If the probability does change P(A | B) ≠ P(A) then we do not have independence.

Why is independence important?

For probability theory, it enables us to calculate probabilities in a different manner.

For Statistics having independence indicates that no new information is provided by changing sample space.

«The Effect of Country Music on Suicide»(S. Stack and J. Gundlach; Wayne State University and Auburn University; 1992)"The greater the airtime devoted to country music, the greater the white suicide rate"

According to the authors, Steven Stack and Jim Gundlach, the paper "assesses the link between country music and metropolitan suicide rates. Country music is hypothesized to nurture a suicidal mood through its concerns with problems common in the suicidal population, such as marital discord, alcohol abuse, and alienation from work. The results of a multiple regression analysis of 49 metropolitan areas show that the greater the airtime devoted to country music, the greater the white suicide rate. The effect is independent of divorce, southernness, poverty, and gun availability. The existence of a country music subculture is thought to reinforce the link between country music and suicide.

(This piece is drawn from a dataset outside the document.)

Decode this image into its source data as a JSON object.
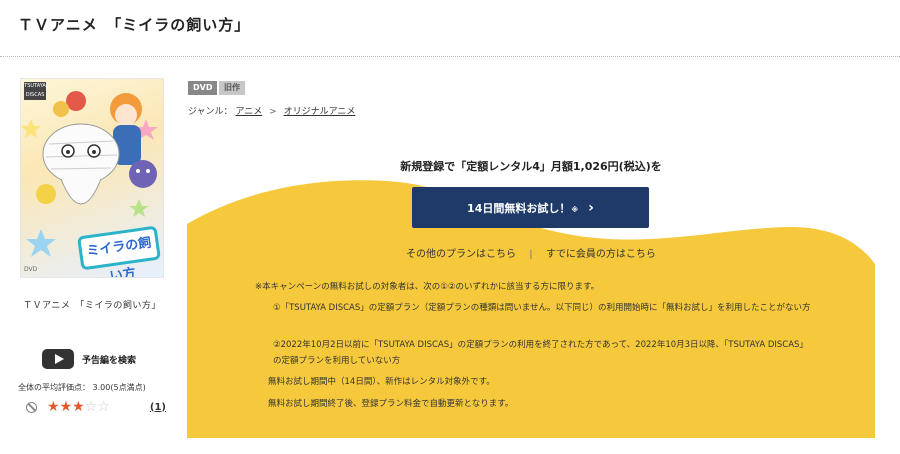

Notice that the second to last sentence attempts to change the sample space to see if the suicide rate changes. But the authors suggest that the new sample spaces (divorced people, or living in a Southern state, or classified as living in Poverty, or owning a gun) did not alter the rate (probability).

The End

To make the most of these slides, read your text, attempt some problems and regardless of how you do in those homework problems view these slides again. Obviously if you did well in the homework assignments you will feel comfortable with the ideas presented, but make sure that you actively view these slides; paper and pencil in hand. You should be able to anticipate the answers to the questions posed. If you did not do well in the homework, then see if a missing part of your understanding can be found in the slides; you should write down as specifically as possible what you believe is missing in your understanding. What is it that you do not understand.